WORK REQUEST:
Once the pictures are set aside, reproduce the remaining data exactly.
-- -- --
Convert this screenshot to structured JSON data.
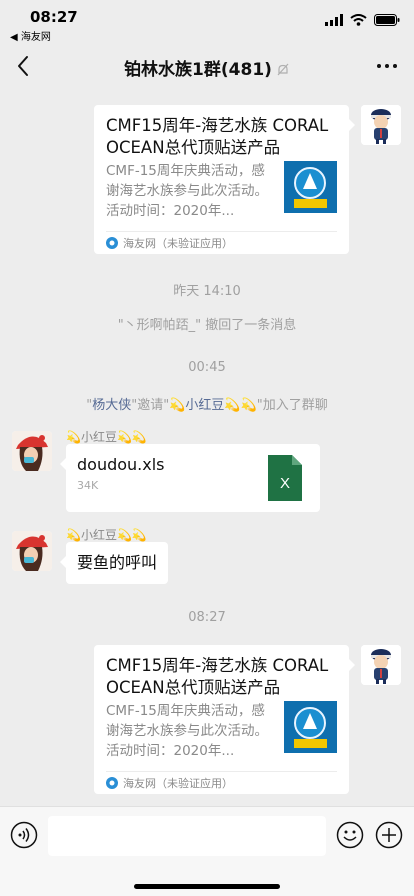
{
  "status_bar": {
    "time": "08:27",
    "back_app": "◀ 海友网",
    "icons": [
      "signal-icon",
      "wifi-icon",
      "battery-icon"
    ]
  },
  "nav": {
    "title": "铂林水族1群(481)",
    "back_icon": "chevron-left-icon",
    "mute_icon": "bell-muted-icon",
    "more_icon": "more-dots-icon"
  },
  "messages": {
    "card1": {
      "title": "CMF15周年-海艺水族 CORAL OCEAN总代顶贴送产品",
      "desc": "CMF-15周年庆典活动，感谢海艺水族参与此次活动。活动时间：2020年...",
      "source": "海友网（未验证应用）"
    },
    "time1": "昨天 14:10",
    "recall": "\"丶形啊帕踎_\" 撤回了一条消息",
    "time2": "00:45",
    "invite": {
      "quote_open": "\"",
      "inviter": "杨大侠",
      "middle": "\"邀请\"",
      "invitee_icon_left": "💫",
      "invitee": "小红豆",
      "invitee_icon_right": "💫💫",
      "suffix": "\"加入了群聊"
    },
    "sender_nick": "💫小红豆💫💫",
    "file": {
      "name": "doudou.xls",
      "size": "34K",
      "icon_letter": "X"
    },
    "sender_nick2": "💫小红豆💫💫",
    "text_msg": "要鱼的呼叫",
    "time3": "08:27",
    "card2": {
      "title": "CMF15周年-海艺水族 CORAL OCEAN总代顶贴送产品",
      "desc": "CMF-15周年庆典活动，感谢海艺水族参与此次活动。活动时间：2020年...",
      "source": "海友网（未验证应用）"
    }
  },
  "input_bar": {
    "voice_icon": "voice-icon",
    "emoji_icon": "emoji-icon",
    "plus_icon": "plus-icon"
  },
  "colors": {
    "background": "#ededed",
    "link_name": "#576b95",
    "excel_green": "#1f7244",
    "thumb_blue": "#0f6fae"
  }
}
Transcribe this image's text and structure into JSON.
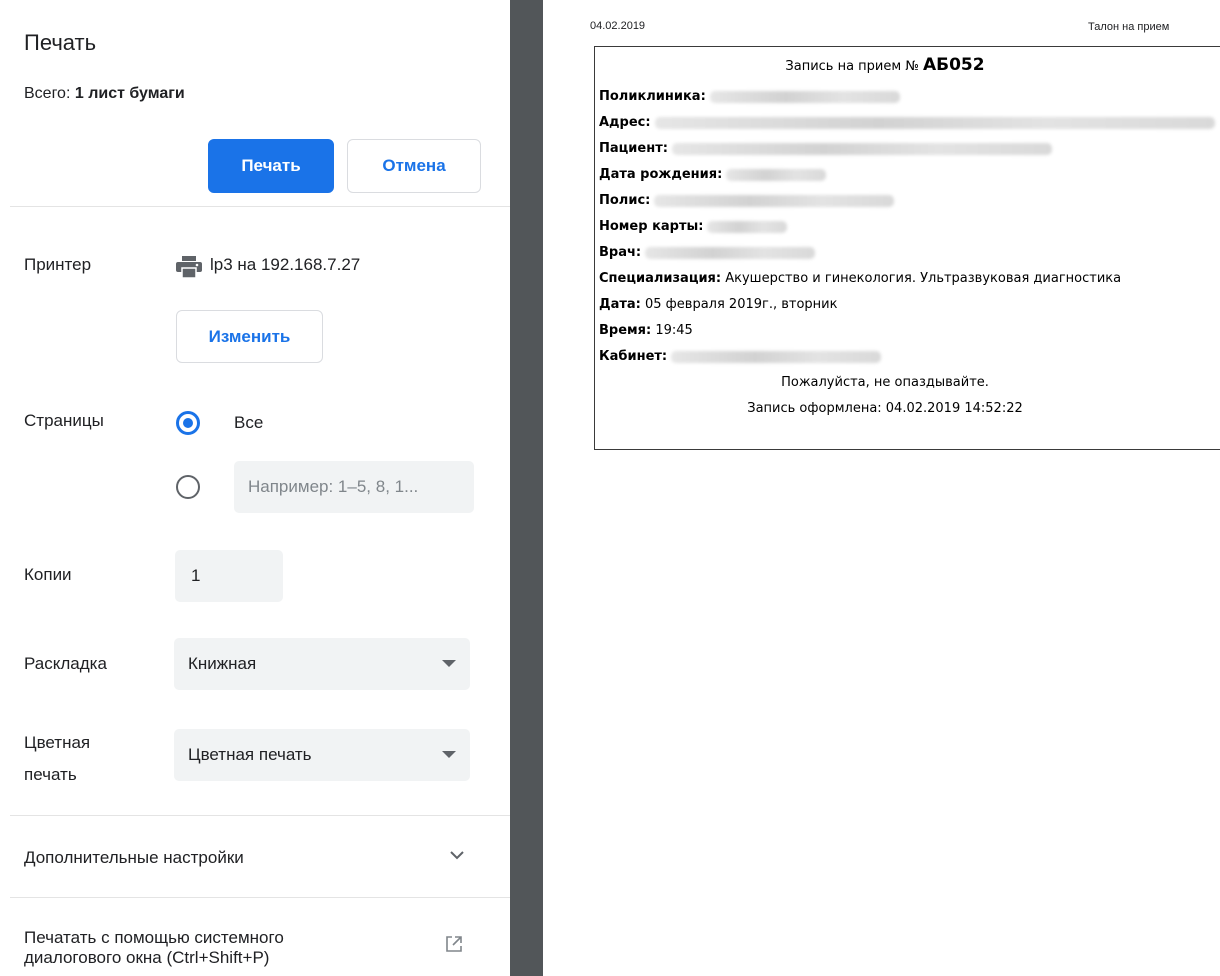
{
  "panel": {
    "title": "Печать",
    "total_prefix": "Всего: ",
    "total_value": "1 лист бумаги",
    "print_button": "Печать",
    "cancel_button": "Отмена",
    "printer_label": "Принтер",
    "printer_name": "lp3 на 192.168.7.27",
    "change_button": "Изменить",
    "pages_label": "Страницы",
    "pages_all": "Все",
    "pages_placeholder": "Например: 1–5, 8, 1...",
    "copies_label": "Копии",
    "copies_value": "1",
    "layout_label": "Раскладка",
    "layout_value": "Книжная",
    "color_label_line1": "Цветная",
    "color_label_line2": "печать",
    "color_value": "Цветная печать",
    "more_settings": "Дополнительные настройки",
    "system_dialog_line1": "Печатать с помощью системного",
    "system_dialog_line2": "диалогового окна (Ctrl+Shift+P)"
  },
  "preview": {
    "header_date": "04.02.2019",
    "header_title": "Талон на прием",
    "heading_prefix": "Запись на прием № ",
    "heading_number": "АБ052",
    "rows": {
      "clinic": "Поликлиника:",
      "address": "Адрес:",
      "patient": "Пациент:",
      "birth": "Дата рождения:",
      "policy": "Полис:",
      "card": "Номер карты:",
      "doctor": "Врач:",
      "specialization_key": "Специализация:",
      "specialization_value": " Акушерство и гинекология. Ультразвуковая диагностика",
      "date_key": "Дата:",
      "date_value": " 05 февраля 2019г., вторник",
      "time_key": "Время:",
      "time_value": " 19:45",
      "cabinet": "Кабинет:"
    },
    "footer_note": "Пожалуйста, не опаздывайте.",
    "footer_created": "Запись оформлена: 04.02.2019 14:52:22"
  },
  "icons": {
    "printer": "printer-icon",
    "chevron": "chevron-down-icon",
    "external": "open-external-icon"
  },
  "colors": {
    "accent": "#1a73e8",
    "divider": "#525659"
  }
}
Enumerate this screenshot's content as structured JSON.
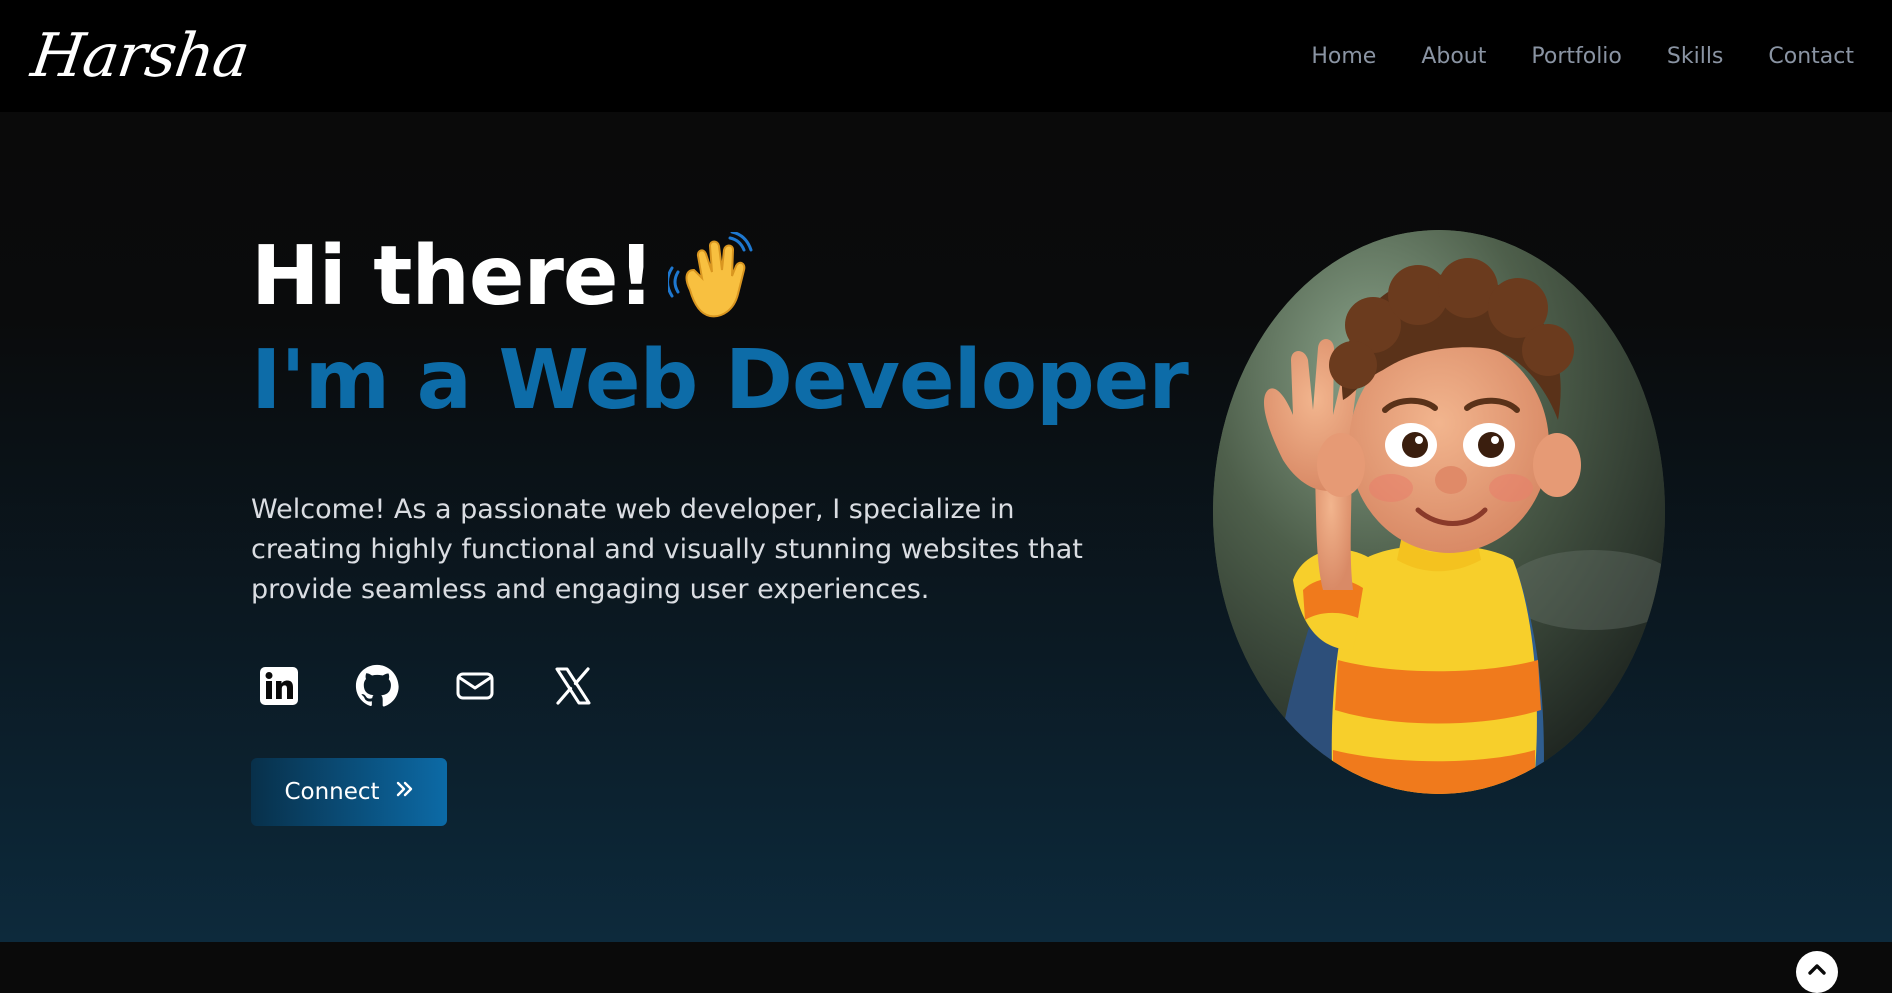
{
  "nav": {
    "logo": "Harsha",
    "links": [
      "Home",
      "About",
      "Portfolio",
      "Skills",
      "Contact"
    ]
  },
  "hero": {
    "greeting": "Hi there!",
    "role": "I'm a Web Developer",
    "intro": "Welcome! As a passionate web developer, I specialize in creating highly functional and visually stunning websites that provide seamless and engaging user experiences.",
    "connect_label": "Connect"
  },
  "icons": {
    "wave": "waving-hand-icon",
    "socials": [
      "linkedin-icon",
      "github-icon",
      "mail-icon",
      "x-twitter-icon"
    ],
    "connect": "double-chevron-right-icon",
    "scroll_top": "chevron-up-icon"
  },
  "colors": {
    "accent": "#0d6ca8",
    "nav_text": "#8a94a3",
    "background_top": "#0a0a0a",
    "background_bottom": "#0d2a3c"
  }
}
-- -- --
REPLY TO THE EXERCISE:
Convert this screenshot to structured JSON data.
{
  "status_bar": {
    "time": "08:27",
    "back_app": "◀ 海友网",
    "icons": [
      "signal-icon",
      "wifi-icon",
      "battery-icon"
    ]
  },
  "nav": {
    "title": "铂林水族1群(481)",
    "back_icon": "chevron-left-icon",
    "mute_icon": "bell-muted-icon",
    "more_icon": "more-dots-icon"
  },
  "messages": {
    "card1": {
      "title": "CMF15周年-海艺水族 CORAL OCEAN总代顶贴送产品",
      "desc": "CMF-15周年庆典活动，感谢海艺水族参与此次活动。活动时间：2020年...",
      "source": "海友网（未验证应用）"
    },
    "time1": "昨天 14:10",
    "recall": "\"丶形啊帕踎_\" 撤回了一条消息",
    "time2": "00:45",
    "invite": {
      "quote_open": "\"",
      "inviter": "杨大侠",
      "middle": "\"邀请\"",
      "invitee_icon_left": "💫",
      "invitee": "小红豆",
      "invitee_icon_right": "💫💫",
      "suffix": "\"加入了群聊"
    },
    "sender_nick": "💫小红豆💫💫",
    "file": {
      "name": "doudou.xls",
      "size": "34K",
      "icon_letter": "X"
    },
    "sender_nick2": "💫小红豆💫💫",
    "text_msg": "要鱼的呼叫",
    "time3": "08:27",
    "card2": {
      "title": "CMF15周年-海艺水族 CORAL OCEAN总代顶贴送产品",
      "desc": "CMF-15周年庆典活动，感谢海艺水族参与此次活动。活动时间：2020年...",
      "source": "海友网（未验证应用）"
    }
  },
  "input_bar": {
    "voice_icon": "voice-icon",
    "emoji_icon": "emoji-icon",
    "plus_icon": "plus-icon"
  },
  "colors": {
    "background": "#ededed",
    "link_name": "#576b95",
    "excel_green": "#1f7244",
    "thumb_blue": "#0f6fae"
  }
}
Transcribe this image's text and structure into JSON.
{
  "panel": {
    "title": "Печать",
    "total_prefix": "Всего: ",
    "total_value": "1 лист бумаги",
    "print_button": "Печать",
    "cancel_button": "Отмена",
    "printer_label": "Принтер",
    "printer_name": "lp3 на 192.168.7.27",
    "change_button": "Изменить",
    "pages_label": "Страницы",
    "pages_all": "Все",
    "pages_placeholder": "Например: 1–5, 8, 1...",
    "copies_label": "Копии",
    "copies_value": "1",
    "layout_label": "Раскладка",
    "layout_value": "Книжная",
    "color_label_line1": "Цветная",
    "color_label_line2": "печать",
    "color_value": "Цветная печать",
    "more_settings": "Дополнительные настройки",
    "system_dialog_line1": "Печатать с помощью системного",
    "system_dialog_line2": "диалогового окна (Ctrl+Shift+P)"
  },
  "preview": {
    "header_date": "04.02.2019",
    "header_title": "Талон на прием",
    "heading_prefix": "Запись на прием № ",
    "heading_number": "АБ052",
    "rows": {
      "clinic": "Поликлиника:",
      "address": "Адрес:",
      "patient": "Пациент:",
      "birth": "Дата рождения:",
      "policy": "Полис:",
      "card": "Номер карты:",
      "doctor": "Врач:",
      "specialization_key": "Специализация:",
      "specialization_value": " Акушерство и гинекология. Ультразвуковая диагностика",
      "date_key": "Дата:",
      "date_value": " 05 февраля 2019г., вторник",
      "time_key": "Время:",
      "time_value": " 19:45",
      "cabinet": "Кабинет:"
    },
    "footer_note": "Пожалуйста, не опаздывайте.",
    "footer_created": "Запись оформлена: 04.02.2019 14:52:22"
  },
  "icons": {
    "printer": "printer-icon",
    "chevron": "chevron-down-icon",
    "external": "open-external-icon"
  },
  "colors": {
    "accent": "#1a73e8",
    "divider": "#525659"
  }
}
Enumerate this screenshot's content as structured JSON.
{
  "nav": {
    "logo": "Harsha",
    "links": [
      "Home",
      "About",
      "Portfolio",
      "Skills",
      "Contact"
    ]
  },
  "hero": {
    "greeting": "Hi there!",
    "role": "I'm a Web Developer",
    "intro": "Welcome! As a passionate web developer, I specialize in creating highly functional and visually stunning websites that provide seamless and engaging user experiences.",
    "connect_label": "Connect"
  },
  "icons": {
    "wave": "waving-hand-icon",
    "socials": [
      "linkedin-icon",
      "github-icon",
      "mail-icon",
      "x-twitter-icon"
    ],
    "connect": "double-chevron-right-icon",
    "scroll_top": "chevron-up-icon"
  },
  "colors": {
    "accent": "#0d6ca8",
    "nav_text": "#8a94a3",
    "background_top": "#0a0a0a",
    "background_bottom": "#0d2a3c"
  }
}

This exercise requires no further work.